[Website and app data records]

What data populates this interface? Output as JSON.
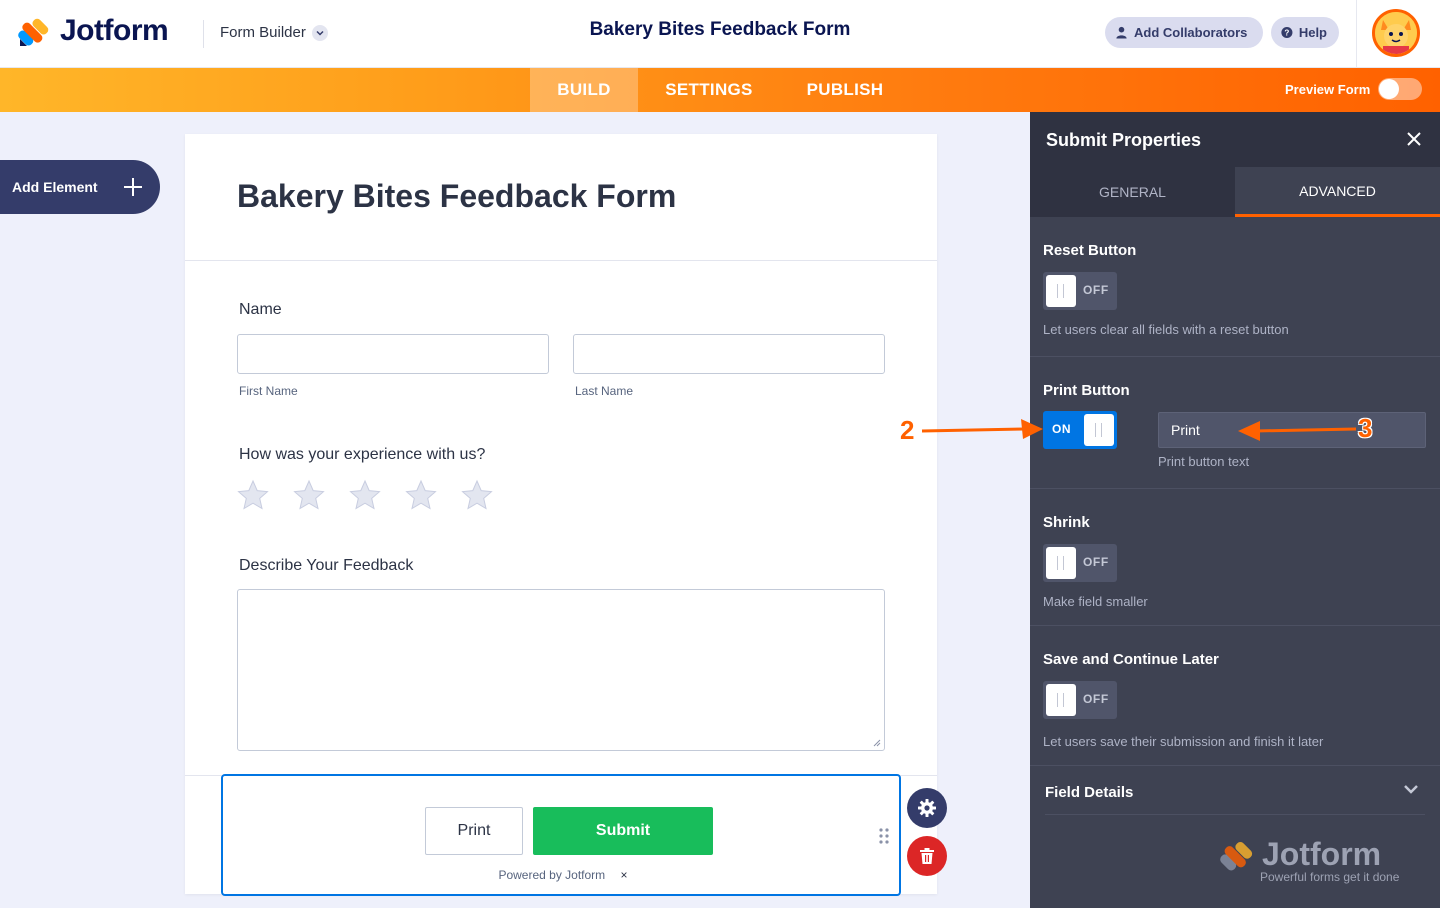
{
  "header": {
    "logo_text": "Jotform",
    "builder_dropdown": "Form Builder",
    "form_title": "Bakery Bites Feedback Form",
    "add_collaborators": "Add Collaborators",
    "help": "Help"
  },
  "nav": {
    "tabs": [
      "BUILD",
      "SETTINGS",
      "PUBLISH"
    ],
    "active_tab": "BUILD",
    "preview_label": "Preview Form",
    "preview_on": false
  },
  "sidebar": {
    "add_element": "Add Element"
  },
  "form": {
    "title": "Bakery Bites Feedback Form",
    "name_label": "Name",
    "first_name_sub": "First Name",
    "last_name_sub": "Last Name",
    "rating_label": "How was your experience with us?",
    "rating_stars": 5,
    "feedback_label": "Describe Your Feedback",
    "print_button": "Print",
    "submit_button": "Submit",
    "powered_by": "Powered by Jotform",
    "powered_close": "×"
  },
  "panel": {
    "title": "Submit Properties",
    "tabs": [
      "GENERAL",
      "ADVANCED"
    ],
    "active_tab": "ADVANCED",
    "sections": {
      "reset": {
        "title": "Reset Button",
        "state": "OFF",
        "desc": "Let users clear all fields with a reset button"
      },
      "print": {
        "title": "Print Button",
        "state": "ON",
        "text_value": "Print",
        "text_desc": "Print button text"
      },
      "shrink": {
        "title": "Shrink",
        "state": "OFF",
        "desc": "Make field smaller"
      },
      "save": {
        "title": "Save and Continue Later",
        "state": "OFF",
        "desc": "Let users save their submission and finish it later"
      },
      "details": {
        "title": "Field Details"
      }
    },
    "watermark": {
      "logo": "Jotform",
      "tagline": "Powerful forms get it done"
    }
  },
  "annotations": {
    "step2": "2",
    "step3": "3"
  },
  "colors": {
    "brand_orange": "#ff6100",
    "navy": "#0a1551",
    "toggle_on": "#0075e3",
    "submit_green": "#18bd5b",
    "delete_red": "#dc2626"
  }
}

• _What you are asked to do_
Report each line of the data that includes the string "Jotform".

• _Written solution_
    "logo_text": "Jotform",
    "powered_by": "Powered by Jotform",
      "logo": "Jotform",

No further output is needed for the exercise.